According to a recent report from el Universal, the Commander-in-Chief is planning to airdrop 0.5 Petro (which is worth a reported $30) to the country’s public sector workers, military personnel, and retirees this holiday season.
With the Petro 'airdrop' back in the news it's worth highlighting _again_ for people (esp who live in the US) that like many social programs in 'left' LATAM countries it is a Christmas bonus for people loyal to the party.
— James Downer (@realjdowner) December 16, 2019
To take part, users have to sign up and get a wallet on PetroApp, the official cryptocurrency wallet platform sponsored by the government.
Sign Up and Get Free Cash
PetroApp is rather innovative; the platform allows users to make purchases of goods and services through their mobile phones, and while it is focused Petro (of course), its application extends to transfers between users as well. PetroApp also allows inter-currency exchanges, so users could easily take the 0.5 Petro gotten from the president and exchange it for Bitcoin Litecoin, and DASH- the three other assets supported by the platform.
The president believes that this initiative will help bolster the adoption of the state-backed asset by Venezuelans, and given that the airdrop amount is at least three times the monthly minimum wage amount received by the group of people eligible for the promo, there’s a lot of incentive to take part in it.
Petro’s Big Year
The adoption of Petro in Venezuela has been nothing short of commendable this year. The asset, which launched in October 2018, is not revered in the crypto space, as insiders still see it as a failed attempt at a national cryptocurrency. However, Maduro has refused to give up on the asset, and through his sheer will, he’s made it relevant, albeit only in his country.
Fascinating how Venezuelan govt has created a stablecoin in the Petro but in reverse
They sell gold to get basic food items, then always sell those items for same Petro-denominated price
— George Donnelly (@georgedonnelly) November 28, 2019
Currently, Banco de Venezuela- the country’s apex banking institution- accepts deposits in Petro. Back in July, the National Superintendency of Cryptoassets, Venezuela’s authority as regards cryptocurrency regulations, announced in a tweet that the asset would now be accepted by Traki- one of the largest department stores in the country. Traki’s endorsement of the asset was one of the most significant turning points, as it essentially showed that Petro might have some application in the country’s retail space.
Nothing to Lose for Workers

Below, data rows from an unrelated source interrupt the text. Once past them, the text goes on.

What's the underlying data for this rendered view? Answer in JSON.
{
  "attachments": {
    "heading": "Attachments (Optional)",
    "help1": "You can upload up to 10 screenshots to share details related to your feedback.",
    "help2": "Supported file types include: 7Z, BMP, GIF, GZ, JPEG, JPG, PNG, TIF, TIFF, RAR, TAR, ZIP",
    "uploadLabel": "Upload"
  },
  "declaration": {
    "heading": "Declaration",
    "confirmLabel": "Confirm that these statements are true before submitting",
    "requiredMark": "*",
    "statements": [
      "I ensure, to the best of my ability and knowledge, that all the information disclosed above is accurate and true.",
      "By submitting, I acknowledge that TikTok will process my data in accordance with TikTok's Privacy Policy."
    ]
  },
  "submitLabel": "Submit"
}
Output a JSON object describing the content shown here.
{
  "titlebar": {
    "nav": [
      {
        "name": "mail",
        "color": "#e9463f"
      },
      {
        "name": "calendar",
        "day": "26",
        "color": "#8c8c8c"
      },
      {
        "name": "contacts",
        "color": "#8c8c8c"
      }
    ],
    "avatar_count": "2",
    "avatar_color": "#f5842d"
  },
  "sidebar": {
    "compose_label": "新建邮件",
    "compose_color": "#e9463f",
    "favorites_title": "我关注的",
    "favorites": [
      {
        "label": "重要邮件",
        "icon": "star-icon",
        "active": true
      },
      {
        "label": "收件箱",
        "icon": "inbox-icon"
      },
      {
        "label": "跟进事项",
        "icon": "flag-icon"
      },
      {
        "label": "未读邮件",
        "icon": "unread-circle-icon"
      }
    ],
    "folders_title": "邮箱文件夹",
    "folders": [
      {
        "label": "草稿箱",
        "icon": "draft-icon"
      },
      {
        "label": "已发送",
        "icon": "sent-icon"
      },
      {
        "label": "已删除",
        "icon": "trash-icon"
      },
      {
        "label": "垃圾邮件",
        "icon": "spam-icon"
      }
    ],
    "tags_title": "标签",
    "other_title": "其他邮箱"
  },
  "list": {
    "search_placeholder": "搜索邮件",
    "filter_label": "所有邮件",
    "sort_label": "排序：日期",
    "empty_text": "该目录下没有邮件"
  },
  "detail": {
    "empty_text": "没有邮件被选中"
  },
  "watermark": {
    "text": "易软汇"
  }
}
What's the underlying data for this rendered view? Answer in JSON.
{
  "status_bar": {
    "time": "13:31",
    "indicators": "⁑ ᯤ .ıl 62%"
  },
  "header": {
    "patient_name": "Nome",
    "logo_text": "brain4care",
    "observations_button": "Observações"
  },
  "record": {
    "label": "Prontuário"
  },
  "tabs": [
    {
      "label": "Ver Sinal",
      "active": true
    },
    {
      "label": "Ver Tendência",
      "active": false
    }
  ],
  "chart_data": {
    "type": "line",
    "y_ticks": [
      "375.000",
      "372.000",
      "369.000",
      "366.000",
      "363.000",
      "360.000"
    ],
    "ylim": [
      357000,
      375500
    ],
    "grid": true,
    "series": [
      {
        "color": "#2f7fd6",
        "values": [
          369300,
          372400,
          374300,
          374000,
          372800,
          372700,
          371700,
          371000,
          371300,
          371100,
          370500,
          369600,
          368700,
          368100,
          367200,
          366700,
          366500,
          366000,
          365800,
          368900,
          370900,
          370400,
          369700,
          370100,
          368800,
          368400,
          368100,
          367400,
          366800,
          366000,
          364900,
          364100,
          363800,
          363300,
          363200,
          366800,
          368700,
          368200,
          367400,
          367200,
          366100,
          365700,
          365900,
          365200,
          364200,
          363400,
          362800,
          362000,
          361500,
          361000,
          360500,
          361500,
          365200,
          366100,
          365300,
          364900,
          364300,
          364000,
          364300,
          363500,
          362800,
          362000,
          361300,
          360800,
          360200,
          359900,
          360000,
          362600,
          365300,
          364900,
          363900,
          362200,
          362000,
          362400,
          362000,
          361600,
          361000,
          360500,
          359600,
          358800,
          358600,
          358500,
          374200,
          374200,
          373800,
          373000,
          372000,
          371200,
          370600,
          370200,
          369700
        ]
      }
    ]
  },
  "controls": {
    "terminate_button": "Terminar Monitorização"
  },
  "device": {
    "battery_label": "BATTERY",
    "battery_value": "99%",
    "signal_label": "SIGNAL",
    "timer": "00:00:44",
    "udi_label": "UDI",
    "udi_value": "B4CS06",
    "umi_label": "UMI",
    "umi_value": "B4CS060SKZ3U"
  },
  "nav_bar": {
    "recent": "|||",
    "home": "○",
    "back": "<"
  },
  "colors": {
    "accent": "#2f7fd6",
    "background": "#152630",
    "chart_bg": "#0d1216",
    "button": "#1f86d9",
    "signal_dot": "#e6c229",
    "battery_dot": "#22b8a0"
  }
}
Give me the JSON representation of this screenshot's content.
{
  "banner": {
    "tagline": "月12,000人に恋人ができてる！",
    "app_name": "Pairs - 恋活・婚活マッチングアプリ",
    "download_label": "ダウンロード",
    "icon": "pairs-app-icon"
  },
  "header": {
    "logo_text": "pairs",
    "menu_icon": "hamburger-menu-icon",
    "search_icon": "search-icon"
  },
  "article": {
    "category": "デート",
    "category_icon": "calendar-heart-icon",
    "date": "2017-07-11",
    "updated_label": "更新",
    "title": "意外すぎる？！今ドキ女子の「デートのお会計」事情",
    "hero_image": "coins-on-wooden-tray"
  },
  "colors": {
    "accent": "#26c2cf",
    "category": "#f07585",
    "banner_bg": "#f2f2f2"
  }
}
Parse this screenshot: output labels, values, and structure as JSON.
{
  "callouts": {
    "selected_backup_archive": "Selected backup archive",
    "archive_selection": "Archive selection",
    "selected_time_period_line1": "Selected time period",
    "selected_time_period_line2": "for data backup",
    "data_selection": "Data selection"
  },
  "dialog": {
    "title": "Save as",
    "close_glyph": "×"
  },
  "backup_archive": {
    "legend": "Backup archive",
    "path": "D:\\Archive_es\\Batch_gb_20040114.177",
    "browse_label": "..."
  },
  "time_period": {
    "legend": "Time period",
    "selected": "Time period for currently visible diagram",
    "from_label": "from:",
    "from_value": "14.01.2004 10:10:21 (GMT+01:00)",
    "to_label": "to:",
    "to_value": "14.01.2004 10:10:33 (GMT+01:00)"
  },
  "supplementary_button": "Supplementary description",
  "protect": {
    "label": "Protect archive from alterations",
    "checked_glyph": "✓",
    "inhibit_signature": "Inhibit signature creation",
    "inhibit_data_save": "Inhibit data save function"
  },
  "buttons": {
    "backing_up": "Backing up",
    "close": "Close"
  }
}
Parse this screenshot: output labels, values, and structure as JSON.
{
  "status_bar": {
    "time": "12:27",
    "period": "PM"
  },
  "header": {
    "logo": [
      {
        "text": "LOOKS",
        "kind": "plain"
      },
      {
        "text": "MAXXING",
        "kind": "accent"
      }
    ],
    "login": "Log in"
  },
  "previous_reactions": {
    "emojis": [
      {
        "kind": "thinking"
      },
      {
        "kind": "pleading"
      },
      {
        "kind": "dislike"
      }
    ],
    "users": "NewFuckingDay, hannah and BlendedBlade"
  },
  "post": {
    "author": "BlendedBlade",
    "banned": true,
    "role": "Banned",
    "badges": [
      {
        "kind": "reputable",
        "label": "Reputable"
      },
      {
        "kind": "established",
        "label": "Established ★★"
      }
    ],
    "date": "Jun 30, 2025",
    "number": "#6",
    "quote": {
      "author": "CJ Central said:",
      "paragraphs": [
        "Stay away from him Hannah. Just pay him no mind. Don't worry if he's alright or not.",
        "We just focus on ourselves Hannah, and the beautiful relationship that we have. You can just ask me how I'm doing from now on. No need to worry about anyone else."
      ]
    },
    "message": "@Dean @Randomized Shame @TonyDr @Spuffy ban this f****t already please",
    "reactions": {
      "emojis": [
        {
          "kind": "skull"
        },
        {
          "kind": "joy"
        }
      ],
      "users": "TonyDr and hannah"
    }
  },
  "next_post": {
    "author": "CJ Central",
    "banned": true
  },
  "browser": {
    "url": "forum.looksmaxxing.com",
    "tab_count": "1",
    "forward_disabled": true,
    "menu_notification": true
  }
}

However. it’s also highly expected that people will be more willing to exchange Petro for a more liquid crypto asset. While adoption has been rather laudable so far, there are a lot of places where petro still isn’t accepted, and Bitcoin is significantly more liquid. It just seems like a safer bet.
Despite the government’s best efforts to promote its cryptocurrency, it still hasn’t gotten much support outside the country. No major crypto exchange has listed the asset, and it has also been blacklisted by the United States government.
So, workers who feel uncomfortable with an asset that can’t be spent outside the country’s shores could easily have it converted and be safe.